(What the exercise asks)
Line by line, please look for the word "brush" in the following records, then copy each line you find it in.

(Records to process)
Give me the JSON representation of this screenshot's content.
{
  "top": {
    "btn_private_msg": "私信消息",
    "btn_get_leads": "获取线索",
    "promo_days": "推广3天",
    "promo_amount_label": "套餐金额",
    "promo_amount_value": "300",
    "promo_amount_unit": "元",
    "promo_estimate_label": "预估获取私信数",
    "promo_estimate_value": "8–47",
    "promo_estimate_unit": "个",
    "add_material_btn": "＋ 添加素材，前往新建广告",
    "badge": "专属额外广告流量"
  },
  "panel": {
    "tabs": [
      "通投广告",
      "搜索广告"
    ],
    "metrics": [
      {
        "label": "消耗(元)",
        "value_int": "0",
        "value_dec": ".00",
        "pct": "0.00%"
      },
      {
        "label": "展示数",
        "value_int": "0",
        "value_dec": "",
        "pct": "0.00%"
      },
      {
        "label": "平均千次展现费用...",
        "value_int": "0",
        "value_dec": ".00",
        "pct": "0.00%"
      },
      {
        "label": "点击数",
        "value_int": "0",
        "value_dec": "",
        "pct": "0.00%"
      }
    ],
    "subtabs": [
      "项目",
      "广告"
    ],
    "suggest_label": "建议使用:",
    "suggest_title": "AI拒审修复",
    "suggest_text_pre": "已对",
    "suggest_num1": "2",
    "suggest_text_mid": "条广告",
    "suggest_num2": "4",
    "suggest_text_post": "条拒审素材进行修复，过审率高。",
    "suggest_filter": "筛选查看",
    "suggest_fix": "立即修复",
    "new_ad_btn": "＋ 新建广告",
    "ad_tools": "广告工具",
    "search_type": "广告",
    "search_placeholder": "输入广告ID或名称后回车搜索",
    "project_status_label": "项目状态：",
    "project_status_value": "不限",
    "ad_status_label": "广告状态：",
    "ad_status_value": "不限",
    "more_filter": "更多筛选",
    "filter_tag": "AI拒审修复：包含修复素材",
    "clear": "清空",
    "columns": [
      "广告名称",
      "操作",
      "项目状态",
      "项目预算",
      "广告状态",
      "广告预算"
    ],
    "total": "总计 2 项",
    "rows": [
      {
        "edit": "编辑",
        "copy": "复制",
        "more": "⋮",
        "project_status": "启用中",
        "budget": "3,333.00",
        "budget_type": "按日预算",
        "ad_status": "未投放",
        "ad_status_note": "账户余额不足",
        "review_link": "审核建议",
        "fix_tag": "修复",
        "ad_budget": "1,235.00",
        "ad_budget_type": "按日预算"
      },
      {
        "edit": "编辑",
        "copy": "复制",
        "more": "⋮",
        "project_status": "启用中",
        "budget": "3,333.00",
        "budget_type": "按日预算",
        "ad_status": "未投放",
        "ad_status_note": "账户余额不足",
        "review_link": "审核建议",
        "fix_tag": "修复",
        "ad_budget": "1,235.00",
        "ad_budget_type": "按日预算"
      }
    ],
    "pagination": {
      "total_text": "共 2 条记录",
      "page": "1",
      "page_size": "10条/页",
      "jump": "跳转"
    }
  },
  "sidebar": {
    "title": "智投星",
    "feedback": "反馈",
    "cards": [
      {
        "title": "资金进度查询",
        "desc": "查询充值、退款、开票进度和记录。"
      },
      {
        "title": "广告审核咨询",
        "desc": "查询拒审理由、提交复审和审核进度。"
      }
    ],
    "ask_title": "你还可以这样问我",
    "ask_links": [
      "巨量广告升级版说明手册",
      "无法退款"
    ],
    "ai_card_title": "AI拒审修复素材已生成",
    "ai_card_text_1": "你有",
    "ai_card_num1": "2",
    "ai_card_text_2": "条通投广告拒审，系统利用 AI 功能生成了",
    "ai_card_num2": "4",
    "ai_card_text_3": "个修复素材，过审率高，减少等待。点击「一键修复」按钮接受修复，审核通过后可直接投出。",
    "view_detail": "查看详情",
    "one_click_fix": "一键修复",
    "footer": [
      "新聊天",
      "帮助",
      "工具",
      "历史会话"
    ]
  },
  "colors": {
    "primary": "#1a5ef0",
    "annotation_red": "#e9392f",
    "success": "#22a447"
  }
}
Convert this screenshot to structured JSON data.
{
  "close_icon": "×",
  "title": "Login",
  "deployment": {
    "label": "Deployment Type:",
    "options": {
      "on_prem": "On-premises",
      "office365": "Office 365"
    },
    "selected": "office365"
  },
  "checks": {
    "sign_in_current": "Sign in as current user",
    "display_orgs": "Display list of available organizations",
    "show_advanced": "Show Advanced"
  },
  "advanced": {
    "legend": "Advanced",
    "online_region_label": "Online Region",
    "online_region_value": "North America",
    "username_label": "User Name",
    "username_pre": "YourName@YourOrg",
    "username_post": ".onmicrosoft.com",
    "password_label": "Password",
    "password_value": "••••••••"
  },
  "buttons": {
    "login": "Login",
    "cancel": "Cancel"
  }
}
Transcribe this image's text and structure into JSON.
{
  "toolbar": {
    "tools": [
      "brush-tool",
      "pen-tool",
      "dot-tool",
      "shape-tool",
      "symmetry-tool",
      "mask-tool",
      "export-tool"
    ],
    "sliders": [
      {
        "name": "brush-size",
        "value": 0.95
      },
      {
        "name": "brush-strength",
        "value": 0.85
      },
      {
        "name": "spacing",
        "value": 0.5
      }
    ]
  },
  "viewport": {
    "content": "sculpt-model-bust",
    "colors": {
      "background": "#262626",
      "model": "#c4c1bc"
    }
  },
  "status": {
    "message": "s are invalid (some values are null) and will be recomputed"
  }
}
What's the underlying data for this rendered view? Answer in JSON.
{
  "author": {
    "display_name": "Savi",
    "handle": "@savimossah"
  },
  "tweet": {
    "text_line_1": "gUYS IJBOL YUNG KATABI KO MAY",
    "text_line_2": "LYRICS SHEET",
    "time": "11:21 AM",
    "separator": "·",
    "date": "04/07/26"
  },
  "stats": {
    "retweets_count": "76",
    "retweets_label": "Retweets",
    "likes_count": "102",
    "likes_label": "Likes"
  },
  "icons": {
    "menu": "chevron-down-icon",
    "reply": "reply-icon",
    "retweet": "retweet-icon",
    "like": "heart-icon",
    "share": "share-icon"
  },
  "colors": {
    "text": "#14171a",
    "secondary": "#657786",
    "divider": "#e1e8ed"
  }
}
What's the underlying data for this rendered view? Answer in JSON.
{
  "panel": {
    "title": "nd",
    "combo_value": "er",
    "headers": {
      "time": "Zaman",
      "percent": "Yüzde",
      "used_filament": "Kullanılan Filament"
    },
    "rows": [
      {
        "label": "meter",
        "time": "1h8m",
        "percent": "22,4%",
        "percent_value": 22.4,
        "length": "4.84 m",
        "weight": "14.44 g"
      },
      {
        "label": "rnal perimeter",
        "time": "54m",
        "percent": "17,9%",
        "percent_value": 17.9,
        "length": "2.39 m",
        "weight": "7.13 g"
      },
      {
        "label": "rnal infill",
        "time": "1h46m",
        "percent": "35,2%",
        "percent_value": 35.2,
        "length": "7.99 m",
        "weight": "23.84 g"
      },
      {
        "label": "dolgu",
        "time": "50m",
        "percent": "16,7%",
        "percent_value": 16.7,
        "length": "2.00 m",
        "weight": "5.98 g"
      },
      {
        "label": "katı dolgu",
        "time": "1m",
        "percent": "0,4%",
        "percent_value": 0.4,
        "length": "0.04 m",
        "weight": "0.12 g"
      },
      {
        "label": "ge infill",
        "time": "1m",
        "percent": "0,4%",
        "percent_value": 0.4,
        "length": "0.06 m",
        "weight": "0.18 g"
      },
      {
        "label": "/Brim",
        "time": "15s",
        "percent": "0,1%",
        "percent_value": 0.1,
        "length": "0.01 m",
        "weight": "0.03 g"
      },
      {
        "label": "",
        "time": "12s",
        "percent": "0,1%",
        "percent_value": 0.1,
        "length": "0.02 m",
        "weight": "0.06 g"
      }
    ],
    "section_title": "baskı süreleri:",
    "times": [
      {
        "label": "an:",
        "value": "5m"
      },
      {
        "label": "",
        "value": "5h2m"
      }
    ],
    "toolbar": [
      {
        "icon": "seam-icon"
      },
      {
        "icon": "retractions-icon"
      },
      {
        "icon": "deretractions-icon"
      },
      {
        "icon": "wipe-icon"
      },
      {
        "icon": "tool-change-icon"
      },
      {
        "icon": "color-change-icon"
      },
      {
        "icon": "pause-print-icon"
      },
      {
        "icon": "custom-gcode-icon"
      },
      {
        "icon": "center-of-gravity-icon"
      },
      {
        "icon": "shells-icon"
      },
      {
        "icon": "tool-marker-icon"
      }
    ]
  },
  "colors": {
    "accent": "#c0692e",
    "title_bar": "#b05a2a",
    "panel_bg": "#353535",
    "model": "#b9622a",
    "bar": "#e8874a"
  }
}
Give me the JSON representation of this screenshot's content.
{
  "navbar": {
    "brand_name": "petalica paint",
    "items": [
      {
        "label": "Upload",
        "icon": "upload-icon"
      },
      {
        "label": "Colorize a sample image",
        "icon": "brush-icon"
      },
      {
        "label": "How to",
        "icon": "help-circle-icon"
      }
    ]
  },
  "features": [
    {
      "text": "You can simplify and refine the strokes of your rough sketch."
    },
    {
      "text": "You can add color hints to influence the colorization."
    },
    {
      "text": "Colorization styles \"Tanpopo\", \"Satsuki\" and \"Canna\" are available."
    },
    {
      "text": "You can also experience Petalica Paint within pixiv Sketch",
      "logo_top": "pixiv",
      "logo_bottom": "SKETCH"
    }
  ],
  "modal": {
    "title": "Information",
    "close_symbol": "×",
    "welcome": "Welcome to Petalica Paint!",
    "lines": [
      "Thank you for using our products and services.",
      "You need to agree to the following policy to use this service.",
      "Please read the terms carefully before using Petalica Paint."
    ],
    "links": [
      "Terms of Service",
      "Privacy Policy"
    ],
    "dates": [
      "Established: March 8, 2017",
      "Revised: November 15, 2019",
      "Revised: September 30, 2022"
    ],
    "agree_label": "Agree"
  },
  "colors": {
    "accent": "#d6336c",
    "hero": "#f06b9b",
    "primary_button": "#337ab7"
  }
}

(Your response)
      "brush-tool",
        "name": "brush-size",
        "name": "brush-strength",
        "icon": "brush-icon"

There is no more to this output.